WHAT THE TASK REQUIRES: Every line that contains "icon" must be located and copied from the data.

= = = =

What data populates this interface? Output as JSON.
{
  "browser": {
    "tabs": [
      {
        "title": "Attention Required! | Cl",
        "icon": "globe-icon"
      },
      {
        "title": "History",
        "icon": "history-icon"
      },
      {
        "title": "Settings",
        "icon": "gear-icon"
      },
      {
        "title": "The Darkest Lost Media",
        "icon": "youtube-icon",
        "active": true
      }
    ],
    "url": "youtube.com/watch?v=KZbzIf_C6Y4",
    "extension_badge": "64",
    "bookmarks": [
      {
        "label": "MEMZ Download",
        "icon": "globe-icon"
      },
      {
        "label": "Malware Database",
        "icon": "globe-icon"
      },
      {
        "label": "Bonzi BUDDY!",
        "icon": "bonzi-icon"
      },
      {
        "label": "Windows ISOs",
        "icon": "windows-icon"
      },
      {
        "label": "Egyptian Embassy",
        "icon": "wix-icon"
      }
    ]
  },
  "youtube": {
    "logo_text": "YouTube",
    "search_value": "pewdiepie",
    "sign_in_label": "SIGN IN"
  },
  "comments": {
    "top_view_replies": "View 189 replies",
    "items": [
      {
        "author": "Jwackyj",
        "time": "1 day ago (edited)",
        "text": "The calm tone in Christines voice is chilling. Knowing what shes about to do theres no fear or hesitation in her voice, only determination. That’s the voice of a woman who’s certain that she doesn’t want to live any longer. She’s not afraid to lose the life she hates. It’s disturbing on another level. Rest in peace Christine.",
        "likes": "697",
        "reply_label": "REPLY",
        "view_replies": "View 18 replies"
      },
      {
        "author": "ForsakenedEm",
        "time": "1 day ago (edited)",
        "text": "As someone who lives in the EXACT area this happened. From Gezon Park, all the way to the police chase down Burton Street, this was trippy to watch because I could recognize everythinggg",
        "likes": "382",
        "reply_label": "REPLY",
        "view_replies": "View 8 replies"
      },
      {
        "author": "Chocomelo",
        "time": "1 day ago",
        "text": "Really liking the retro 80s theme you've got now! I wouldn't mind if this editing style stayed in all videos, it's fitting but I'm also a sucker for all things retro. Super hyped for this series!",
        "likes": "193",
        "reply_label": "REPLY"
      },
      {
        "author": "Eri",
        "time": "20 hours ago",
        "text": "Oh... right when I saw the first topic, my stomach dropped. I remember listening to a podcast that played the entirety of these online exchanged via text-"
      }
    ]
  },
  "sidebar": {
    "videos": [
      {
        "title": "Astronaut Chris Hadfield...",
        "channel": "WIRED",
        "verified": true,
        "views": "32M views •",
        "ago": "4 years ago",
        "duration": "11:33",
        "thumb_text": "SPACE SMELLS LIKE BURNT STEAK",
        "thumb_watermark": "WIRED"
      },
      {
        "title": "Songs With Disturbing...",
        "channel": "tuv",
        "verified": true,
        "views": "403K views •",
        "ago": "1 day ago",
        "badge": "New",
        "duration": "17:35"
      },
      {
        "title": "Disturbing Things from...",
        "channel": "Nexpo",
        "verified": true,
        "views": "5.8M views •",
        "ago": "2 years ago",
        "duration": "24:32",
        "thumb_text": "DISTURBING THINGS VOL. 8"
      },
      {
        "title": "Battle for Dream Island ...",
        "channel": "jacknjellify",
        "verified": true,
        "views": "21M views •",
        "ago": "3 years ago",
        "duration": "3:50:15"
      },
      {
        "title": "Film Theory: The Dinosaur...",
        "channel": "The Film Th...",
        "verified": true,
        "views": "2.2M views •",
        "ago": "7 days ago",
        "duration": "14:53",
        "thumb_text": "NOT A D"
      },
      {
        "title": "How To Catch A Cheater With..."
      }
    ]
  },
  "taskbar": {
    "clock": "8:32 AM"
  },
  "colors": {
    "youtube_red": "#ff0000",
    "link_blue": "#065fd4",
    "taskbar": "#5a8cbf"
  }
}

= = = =

RESPONSE FOR THIS EXERCISE:
        "icon": "globe-icon"
        "icon": "history-icon"
        "icon": "gear-icon"
        "icon": "youtube-icon",
        "icon": "globe-icon"
        "icon": "globe-icon"
        "icon": "bonzi-icon"
        "icon": "windows-icon"
        "icon": "wix-icon"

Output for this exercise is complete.